BEGIN Listed entries
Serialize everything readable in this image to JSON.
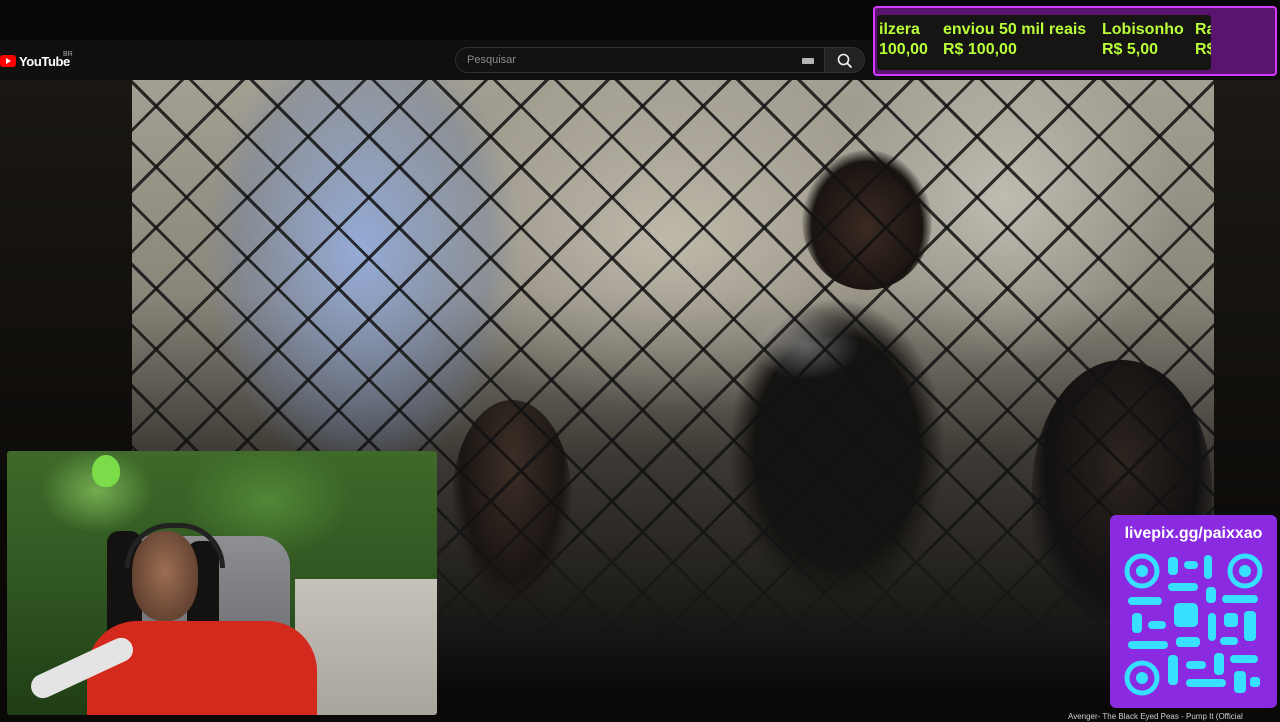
{
  "youtube": {
    "logo_text": "YouTube",
    "country": "BR",
    "search_placeholder": "Pesquisar"
  },
  "video": {
    "title_snippet": "Avenger- The Black Eyed Peas - Pump It (Official"
  },
  "donations": {
    "items": [
      {
        "name": "ilzera",
        "amount": "100,00"
      },
      {
        "name": "enviou 50 mil reais",
        "amount": "R$ 100,00"
      },
      {
        "name": "Lobisonho",
        "amount": "R$ 5,00"
      },
      {
        "name": "Ra",
        "amount": "R$"
      }
    ]
  },
  "pix": {
    "url": "livepix.gg/paixxao"
  },
  "colors": {
    "donation_text": "#b9ff3a",
    "donation_border": "#d23bff",
    "pix_bg": "#8a2be2",
    "youtube_red": "#ff0000"
  }
}
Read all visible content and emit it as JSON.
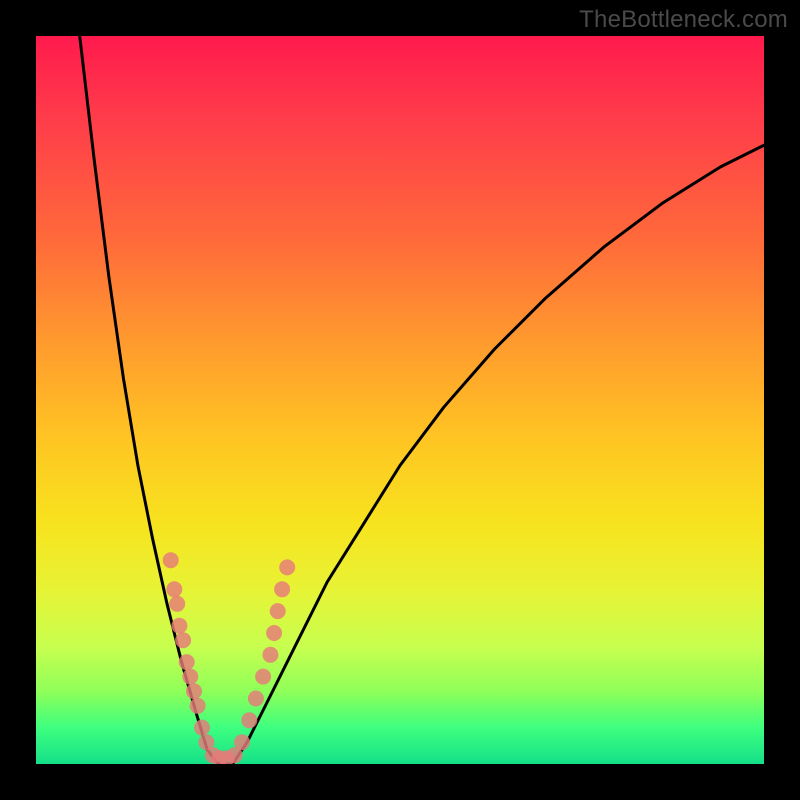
{
  "watermark": "TheBottleneck.com",
  "chart_data": {
    "type": "line",
    "title": "",
    "xlabel": "",
    "ylabel": "",
    "xlim": [
      0,
      100
    ],
    "ylim": [
      0,
      100
    ],
    "series": [
      {
        "name": "bottleneck-curve",
        "x": [
          6,
          8,
          10,
          12,
          14,
          16,
          18,
          20,
          22,
          23.5,
          25,
          27,
          29,
          32,
          36,
          40,
          45,
          50,
          56,
          63,
          70,
          78,
          86,
          94,
          100
        ],
        "y": [
          100,
          83,
          67,
          53,
          41,
          31,
          22,
          14,
          7,
          2,
          0,
          0,
          3,
          9,
          17,
          25,
          33,
          41,
          49,
          57,
          64,
          71,
          77,
          82,
          85
        ]
      }
    ],
    "markers": {
      "name": "highlight-points",
      "color": "#e77a7a",
      "points": [
        {
          "x": 18.5,
          "y": 28
        },
        {
          "x": 19.0,
          "y": 24
        },
        {
          "x": 19.4,
          "y": 22
        },
        {
          "x": 19.7,
          "y": 19
        },
        {
          "x": 20.2,
          "y": 17
        },
        {
          "x": 20.7,
          "y": 14
        },
        {
          "x": 21.2,
          "y": 12
        },
        {
          "x": 21.7,
          "y": 10
        },
        {
          "x": 22.2,
          "y": 8
        },
        {
          "x": 22.8,
          "y": 5
        },
        {
          "x": 23.4,
          "y": 3
        },
        {
          "x": 24.3,
          "y": 1.2
        },
        {
          "x": 25.2,
          "y": 0.8
        },
        {
          "x": 26.2,
          "y": 0.8
        },
        {
          "x": 27.3,
          "y": 1.2
        },
        {
          "x": 28.3,
          "y": 3
        },
        {
          "x": 29.3,
          "y": 6
        },
        {
          "x": 30.2,
          "y": 9
        },
        {
          "x": 31.2,
          "y": 12
        },
        {
          "x": 32.2,
          "y": 15
        },
        {
          "x": 32.7,
          "y": 18
        },
        {
          "x": 33.2,
          "y": 21
        },
        {
          "x": 33.8,
          "y": 24
        },
        {
          "x": 34.5,
          "y": 27
        }
      ]
    }
  }
}
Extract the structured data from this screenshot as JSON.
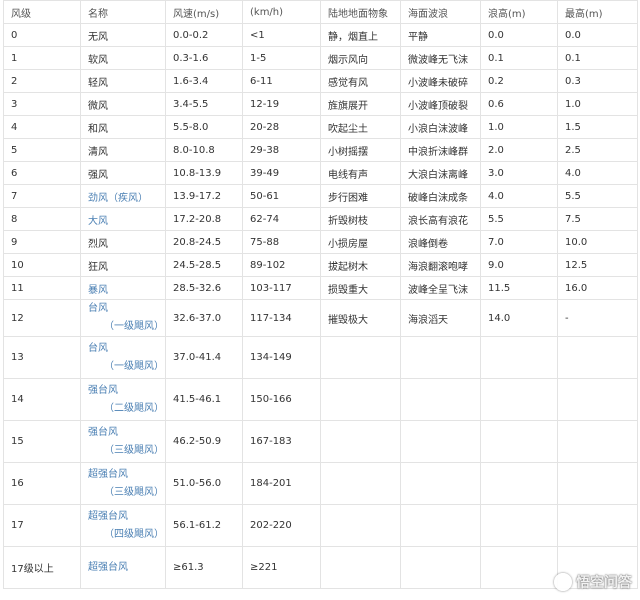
{
  "headers": [
    "风级",
    "名称",
    "风速(m/s)",
    "(km/h)",
    "陆地地面物象",
    "海面波浪",
    "浪高(m)",
    "最高(m)"
  ],
  "rows": [
    {
      "level": "0",
      "name": "无风",
      "ms": "0.0-0.2",
      "kmh": "<1",
      "land": "静，烟直上",
      "sea": "平静",
      "wave": "0.0",
      "max": "0.0"
    },
    {
      "level": "1",
      "name": "软风",
      "ms": "0.3-1.6",
      "kmh": "1-5",
      "land": "烟示风向",
      "sea": "微波峰无飞沫",
      "wave": "0.1",
      "max": "0.1"
    },
    {
      "level": "2",
      "name": "轻风",
      "ms": "1.6-3.4",
      "kmh": "6-11",
      "land": "感觉有风",
      "sea": "小波峰未破碎",
      "wave": "0.2",
      "max": "0.3"
    },
    {
      "level": "3",
      "name": "微风",
      "ms": "3.4-5.5",
      "kmh": "12-19",
      "land": "旌旗展开",
      "sea": "小波峰顶破裂",
      "wave": "0.6",
      "max": "1.0"
    },
    {
      "level": "4",
      "name": "和风",
      "ms": "5.5-8.0",
      "kmh": "20-28",
      "land": "吹起尘土",
      "sea": "小浪白沫波峰",
      "wave": "1.0",
      "max": "1.5"
    },
    {
      "level": "5",
      "name": "清风",
      "ms": "8.0-10.8",
      "kmh": "29-38",
      "land": "小树摇摆",
      "sea": "中浪折沫峰群",
      "wave": "2.0",
      "max": "2.5"
    },
    {
      "level": "6",
      "name": "强风",
      "ms": "10.8-13.9",
      "kmh": "39-49",
      "land": "电线有声",
      "sea": "大浪白沫离峰",
      "wave": "3.0",
      "max": "4.0"
    },
    {
      "level": "7",
      "name": "劲风（疾风）",
      "ms": "13.9-17.2",
      "kmh": "50-61",
      "land": "步行困难",
      "sea": "破峰白沫成条",
      "wave": "4.0",
      "max": "5.5"
    },
    {
      "level": "8",
      "name": "大风",
      "ms": "17.2-20.8",
      "kmh": "62-74",
      "land": "折毁树枝",
      "sea": "浪长高有浪花",
      "wave": "5.5",
      "max": "7.5"
    },
    {
      "level": "9",
      "name": "烈风",
      "ms": "20.8-24.5",
      "kmh": "75-88",
      "land": "小损房屋",
      "sea": "浪峰倒卷",
      "wave": "7.0",
      "max": "10.0"
    },
    {
      "level": "10",
      "name": "狂风",
      "ms": "24.5-28.5",
      "kmh": "89-102",
      "land": "拔起树木",
      "sea": "海浪翻滚咆哮",
      "wave": "9.0",
      "max": "12.5"
    },
    {
      "level": "11",
      "name": "暴风",
      "ms": "28.5-32.6",
      "kmh": "103-117",
      "land": "损毁重大",
      "sea": "波峰全呈飞沫",
      "wave": "11.5",
      "max": "16.0"
    }
  ],
  "typhoon_rows": [
    {
      "level": "12",
      "name": "台风",
      "sub": "（一级飓风）",
      "ms": "32.6-37.0",
      "kmh": "117-134",
      "land": "摧毁极大",
      "sea": "海浪滔天",
      "wave": "14.0",
      "max": "-"
    },
    {
      "level": "13",
      "name": "台风",
      "sub": "（一级飓风）",
      "ms": "37.0-41.4",
      "kmh": "134-149"
    },
    {
      "level": "14",
      "name": "强台风",
      "sub": "（二级飓风）",
      "ms": "41.5-46.1",
      "kmh": "150-166"
    },
    {
      "level": "15",
      "name": "强台风",
      "sub": "（三级飓风）",
      "ms": "46.2-50.9",
      "kmh": "167-183"
    },
    {
      "level": "16",
      "name": "超强台风",
      "sub": "（三级飓风）",
      "ms": "51.0-56.0",
      "kmh": "184-201"
    },
    {
      "level": "17",
      "name": "超强台风",
      "sub": "（四级飓风）",
      "ms": "56.1-61.2",
      "kmh": "202-220"
    },
    {
      "level": "17级以上",
      "name": "超强台风",
      "sub": "",
      "ms": "≥61.3",
      "kmh": "≥221"
    }
  ],
  "watermark": "悟空问答",
  "colors": {
    "border": "#e3e3e3",
    "link_blue": "#4a7fb3",
    "text": "#333333"
  }
}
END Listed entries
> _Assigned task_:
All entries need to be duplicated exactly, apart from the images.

> _Result_:
Serialize everything readable in this image to JSON.
{
  "youtube": {
    "logo_text": "YouTube",
    "country": "BR",
    "search_placeholder": "Pesquisar"
  },
  "video": {
    "title_snippet": "Avenger- The Black Eyed Peas - Pump It (Official"
  },
  "donations": {
    "items": [
      {
        "name": "ilzera",
        "amount": "100,00"
      },
      {
        "name": "enviou 50 mil reais",
        "amount": "R$ 100,00"
      },
      {
        "name": "Lobisonho",
        "amount": "R$ 5,00"
      },
      {
        "name": "Ra",
        "amount": "R$"
      }
    ]
  },
  "pix": {
    "url": "livepix.gg/paixxao"
  },
  "colors": {
    "donation_text": "#b9ff3a",
    "donation_border": "#d23bff",
    "pix_bg": "#8a2be2",
    "youtube_red": "#ff0000"
  }
}
Read all visible content and emit it as JSON.
{
  "watermark": "TheBottleneck.com",
  "chart_data": {
    "type": "line",
    "title": "",
    "xlabel": "",
    "ylabel": "",
    "xlim": [
      0,
      100
    ],
    "ylim": [
      0,
      100
    ],
    "series": [
      {
        "name": "bottleneck-curve",
        "x": [
          6,
          8,
          10,
          12,
          14,
          16,
          18,
          20,
          22,
          23.5,
          25,
          27,
          29,
          32,
          36,
          40,
          45,
          50,
          56,
          63,
          70,
          78,
          86,
          94,
          100
        ],
        "y": [
          100,
          83,
          67,
          53,
          41,
          31,
          22,
          14,
          7,
          2,
          0,
          0,
          3,
          9,
          17,
          25,
          33,
          41,
          49,
          57,
          64,
          71,
          77,
          82,
          85
        ]
      }
    ],
    "markers": {
      "name": "highlight-points",
      "color": "#e77a7a",
      "points": [
        {
          "x": 18.5,
          "y": 28
        },
        {
          "x": 19.0,
          "y": 24
        },
        {
          "x": 19.4,
          "y": 22
        },
        {
          "x": 19.7,
          "y": 19
        },
        {
          "x": 20.2,
          "y": 17
        },
        {
          "x": 20.7,
          "y": 14
        },
        {
          "x": 21.2,
          "y": 12
        },
        {
          "x": 21.7,
          "y": 10
        },
        {
          "x": 22.2,
          "y": 8
        },
        {
          "x": 22.8,
          "y": 5
        },
        {
          "x": 23.4,
          "y": 3
        },
        {
          "x": 24.3,
          "y": 1.2
        },
        {
          "x": 25.2,
          "y": 0.8
        },
        {
          "x": 26.2,
          "y": 0.8
        },
        {
          "x": 27.3,
          "y": 1.2
        },
        {
          "x": 28.3,
          "y": 3
        },
        {
          "x": 29.3,
          "y": 6
        },
        {
          "x": 30.2,
          "y": 9
        },
        {
          "x": 31.2,
          "y": 12
        },
        {
          "x": 32.2,
          "y": 15
        },
        {
          "x": 32.7,
          "y": 18
        },
        {
          "x": 33.2,
          "y": 21
        },
        {
          "x": 33.8,
          "y": 24
        },
        {
          "x": 34.5,
          "y": 27
        }
      ]
    }
  }
}
Extract the structured data from this screenshot as JSON.
{
  "headers": [
    "风级",
    "名称",
    "风速(m/s)",
    "(km/h)",
    "陆地地面物象",
    "海面波浪",
    "浪高(m)",
    "最高(m)"
  ],
  "rows": [
    {
      "level": "0",
      "name": "无风",
      "ms": "0.0-0.2",
      "kmh": "<1",
      "land": "静，烟直上",
      "sea": "平静",
      "wave": "0.0",
      "max": "0.0"
    },
    {
      "level": "1",
      "name": "软风",
      "ms": "0.3-1.6",
      "kmh": "1-5",
      "land": "烟示风向",
      "sea": "微波峰无飞沫",
      "wave": "0.1",
      "max": "0.1"
    },
    {
      "level": "2",
      "name": "轻风",
      "ms": "1.6-3.4",
      "kmh": "6-11",
      "land": "感觉有风",
      "sea": "小波峰未破碎",
      "wave": "0.2",
      "max": "0.3"
    },
    {
      "level": "3",
      "name": "微风",
      "ms": "3.4-5.5",
      "kmh": "12-19",
      "land": "旌旗展开",
      "sea": "小波峰顶破裂",
      "wave": "0.6",
      "max": "1.0"
    },
    {
      "level": "4",
      "name": "和风",
      "ms": "5.5-8.0",
      "kmh": "20-28",
      "land": "吹起尘土",
      "sea": "小浪白沫波峰",
      "wave": "1.0",
      "max": "1.5"
    },
    {
      "level": "5",
      "name": "清风",
      "ms": "8.0-10.8",
      "kmh": "29-38",
      "land": "小树摇摆",
      "sea": "中浪折沫峰群",
      "wave": "2.0",
      "max": "2.5"
    },
    {
      "level": "6",
      "name": "强风",
      "ms": "10.8-13.9",
      "kmh": "39-49",
      "land": "电线有声",
      "sea": "大浪白沫离峰",
      "wave": "3.0",
      "max": "4.0"
    },
    {
      "level": "7",
      "name": "劲风（疾风）",
      "ms": "13.9-17.2",
      "kmh": "50-61",
      "land": "步行困难",
      "sea": "破峰白沫成条",
      "wave": "4.0",
      "max": "5.5"
    },
    {
      "level": "8",
      "name": "大风",
      "ms": "17.2-20.8",
      "kmh": "62-74",
      "land": "折毁树枝",
      "sea": "浪长高有浪花",
      "wave": "5.5",
      "max": "7.5"
    },
    {
      "level": "9",
      "name": "烈风",
      "ms": "20.8-24.5",
      "kmh": "75-88",
      "land": "小损房屋",
      "sea": "浪峰倒卷",
      "wave": "7.0",
      "max": "10.0"
    },
    {
      "level": "10",
      "name": "狂风",
      "ms": "24.5-28.5",
      "kmh": "89-102",
      "land": "拔起树木",
      "sea": "海浪翻滚咆哮",
      "wave": "9.0",
      "max": "12.5"
    },
    {
      "level": "11",
      "name": "暴风",
      "ms": "28.5-32.6",
      "kmh": "103-117",
      "land": "损毁重大",
      "sea": "波峰全呈飞沫",
      "wave": "11.5",
      "max": "16.0"
    }
  ],
  "typhoon_rows": [
    {
      "level": "12",
      "name": "台风",
      "sub": "（一级飓风）",
      "ms": "32.6-37.0",
      "kmh": "117-134",
      "land": "摧毁极大",
      "sea": "海浪滔天",
      "wave": "14.0",
      "max": "-"
    },
    {
      "level": "13",
      "name": "台风",
      "sub": "（一级飓风）",
      "ms": "37.0-41.4",
      "kmh": "134-149"
    },
    {
      "level": "14",
      "name": "强台风",
      "sub": "（二级飓风）",
      "ms": "41.5-46.1",
      "kmh": "150-166"
    },
    {
      "level": "15",
      "name": "强台风",
      "sub": "（三级飓风）",
      "ms": "46.2-50.9",
      "kmh": "167-183"
    },
    {
      "level": "16",
      "name": "超强台风",
      "sub": "（三级飓风）",
      "ms": "51.0-56.0",
      "kmh": "184-201"
    },
    {
      "level": "17",
      "name": "超强台风",
      "sub": "（四级飓风）",
      "ms": "56.1-61.2",
      "kmh": "202-220"
    },
    {
      "level": "17级以上",
      "name": "超强台风",
      "sub": "",
      "ms": "≥61.3",
      "kmh": "≥221"
    }
  ],
  "watermark": "悟空问答",
  "colors": {
    "border": "#e3e3e3",
    "link_blue": "#4a7fb3",
    "text": "#333333"
  }
}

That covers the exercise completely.